  • The emphasis on the "grave danger" of terrorism is greatly exaggerated. But more intervention surely creates more terrorism.
  • How many Americans are really sitting around worrying about an Afghan terrorist coming over and killing them?
  • So many of our problems are self-inflicted by a deeply flawed foreign policy. US troops - and the family members - suffer the consequences.
  • Big issue of the night: US expanding the war into Pakistan. Could precipitate more conflict between nuclear India and Pakistan.
  • If Americans are tired of 16 year war, how will they feel about another decade or two? When will they wake up?
  • Our ultimately "hasty" departure from Vietnam finally ended a lot of grief. Even if it came way too late.
  • Beware! @LindseyGrahamSC loves Trump's speech!
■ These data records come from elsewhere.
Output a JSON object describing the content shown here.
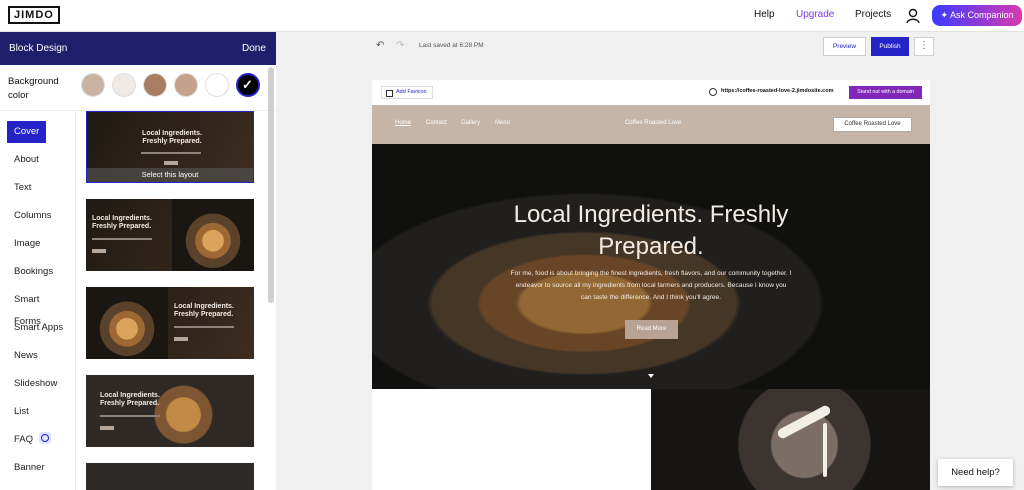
{
  "topbar": {
    "logo": "JIMDO",
    "help": "Help",
    "upgrade": "Upgrade",
    "projects": "Projects",
    "ask_companion": "Ask Companion",
    "accent_color": "#2323c8"
  },
  "left_panel": {
    "title": "Block Design",
    "done": "Done",
    "background_color_label": "Background color",
    "swatches": [
      {
        "color": "#c8b3a2",
        "selected": false
      },
      {
        "color": "#efeae6",
        "selected": false
      },
      {
        "color": "#a77e61",
        "selected": false
      },
      {
        "color": "#c4a18a",
        "selected": false
      },
      {
        "color": "#ffffff",
        "selected": false
      },
      {
        "color": "#000000",
        "selected": true
      }
    ],
    "categories": [
      "Cover",
      "About",
      "Text",
      "Columns",
      "Image",
      "Bookings",
      "Smart Forms",
      "Smart Apps",
      "News",
      "Slideshow",
      "List",
      "FAQ",
      "Banner"
    ],
    "active_category": "Cover",
    "layouts": [
      {
        "title": "Local Ingredients. Freshly Prepared.",
        "action": "Select this layout",
        "selected": true
      },
      {
        "title": "Local Ingredients. Freshly Prepared."
      },
      {
        "title": "Local Ingredients. Freshly Prepared."
      },
      {
        "title": "Local Ingredients. Freshly Prepared."
      }
    ]
  },
  "editor": {
    "undo_icon": "undo-icon",
    "redo_icon": "redo-icon",
    "last_saved": "Last saved at 6:28 PM",
    "preview": "Preview",
    "publish": "Publish",
    "more": "⋮"
  },
  "site": {
    "add_favicon": "Add Favicon",
    "domain": "https://coffee-roasted-love-2.jimdosite.com",
    "domain_cta": "Stand out with a domain",
    "nav": [
      "Home",
      "Contact",
      "Gallery",
      "Menu"
    ],
    "site_name": "Coffee Roasted Love",
    "nav_cta": "Coffee Roasted Love",
    "hero": {
      "title": "Local Ingredients. Freshly Prepared.",
      "text": "For me, food is about bringing the finest ingredients, fresh flavors, and our community together. I endeavor to source all my ingredients from local farmers and producers. Because I know you can taste the difference. And I think you'll agree.",
      "button": "Read More"
    }
  },
  "help": {
    "label": "Need help?"
  }
}
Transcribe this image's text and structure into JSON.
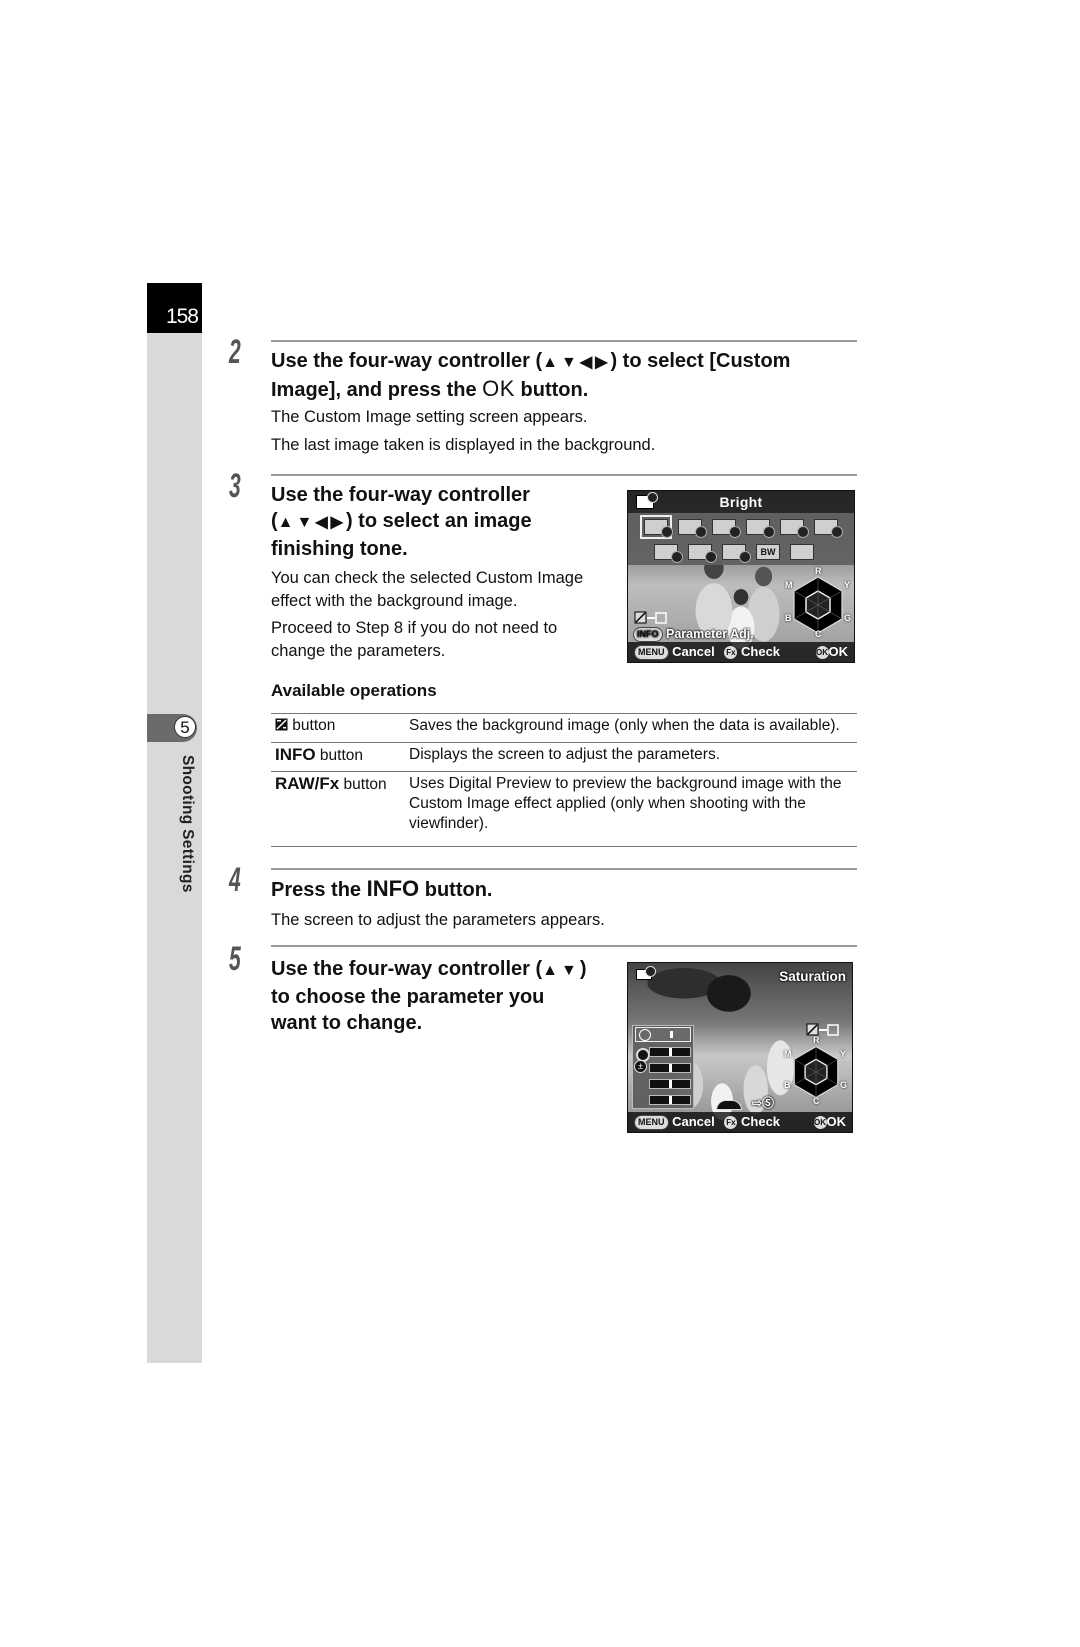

Why are arch-neocons celebrating so much? Very telling!
  • There's nothing hasty about ending America's longest war. @POTUS bowed to military-industrial establishment; doubled down on perpetual war.
Based on Trump's speech, Ron Paul's concerns are well founded. Then again, as we await Breitbart's response to Trump's address one thing is certain: Steve Bannon will not be happy with what "neocon" Trump said tonight, even if the WaPo and NYT are now on "mute" mode when it comes to NSA-sourced, anti-Trump scoops.

And while there is a distinct possibility that tomorrow night, when addressing his increasingly shaky core support base, Trump will change his mind, with two generals whispering in his ear constantly to determine US foreign policy even as two ex-Goldmanites now write domestic US policy, it is quite likely that the Trump who was unveiled tonight, is the Trump that will stay with the US population for the indefinite future. And if for some reason the "new and improved" Trump slips and fades away again... well there's always the Mueller "Russia collusion" probe in the background keeping the president on his toes.

Update: Here's Breitbart's take, as expected.

Breitbart headline